The tracking of life-limited aircraft parts is essential, not just for the safety of passengers and crew but for the safety of your wallet as well.

Aircraft parts with very short life limits that are not part of a component are easily replaced and well-tracked items by maintenance. However, problems arise when the same level of detail is not applied to components and the life-limited parts within. 

Detailed logbook entries become critically important when an aircraft is in for life-limited component inspection, such as landing gear or the many life-limited parts within the landing gear. Were they overhauled? Repaired? Replaced? Was the replacement an overhauled component? How much life was remaining? What about Chapter 4 items? If these components are not adequately recorded in your records, you have a part with unknown time, which can be costly.

When a component is in for repair or overhaul and is replaced with a rotable unit with a different number of cycles remaining, document these different cycles in the logbooks.

This detailed level of logbook recording also applies to components that are not life-limited but have internal parts that are. The installed components may have been through any number of maintenance events. Are their times and cycles different? Were the internal life-limited parts replaced with a new part or serviceable part?

If components and all internal life-limited parts are not tracked and recorded in detail in the logbooks, it’s as if it did not happen and could lead to spending a lot of money to replace them due to unknown times and cycles, fines from the FAA, or even worse a failure leading to an accident.

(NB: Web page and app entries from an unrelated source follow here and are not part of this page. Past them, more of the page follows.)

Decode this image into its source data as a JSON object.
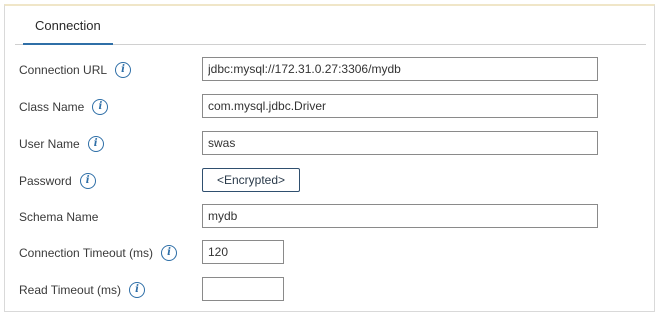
{
  "tabs": [
    {
      "label": "Connection",
      "active": true
    }
  ],
  "fields": {
    "connection_url": {
      "label": "Connection URL",
      "value": "jdbc:mysql://172.31.0.27:3306/mydb"
    },
    "class_name": {
      "label": "Class Name",
      "value": "com.mysql.jdbc.Driver"
    },
    "user_name": {
      "label": "User Name",
      "value": "swas"
    },
    "password": {
      "label": "Password",
      "button_label": "<Encrypted>"
    },
    "schema_name": {
      "label": "Schema Name",
      "value": "mydb"
    },
    "connection_timeout": {
      "label": "Connection Timeout (ms)",
      "value": "120"
    },
    "read_timeout": {
      "label": "Read Timeout (ms)",
      "value": ""
    }
  },
  "icons": {
    "info": "info-icon"
  },
  "colors": {
    "accent": "#2f6fa7",
    "border": "#d9d9d9",
    "top_border": "#f0e6c8"
  }
}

Meticulous tracking of all these parts will save you time and money in the long run.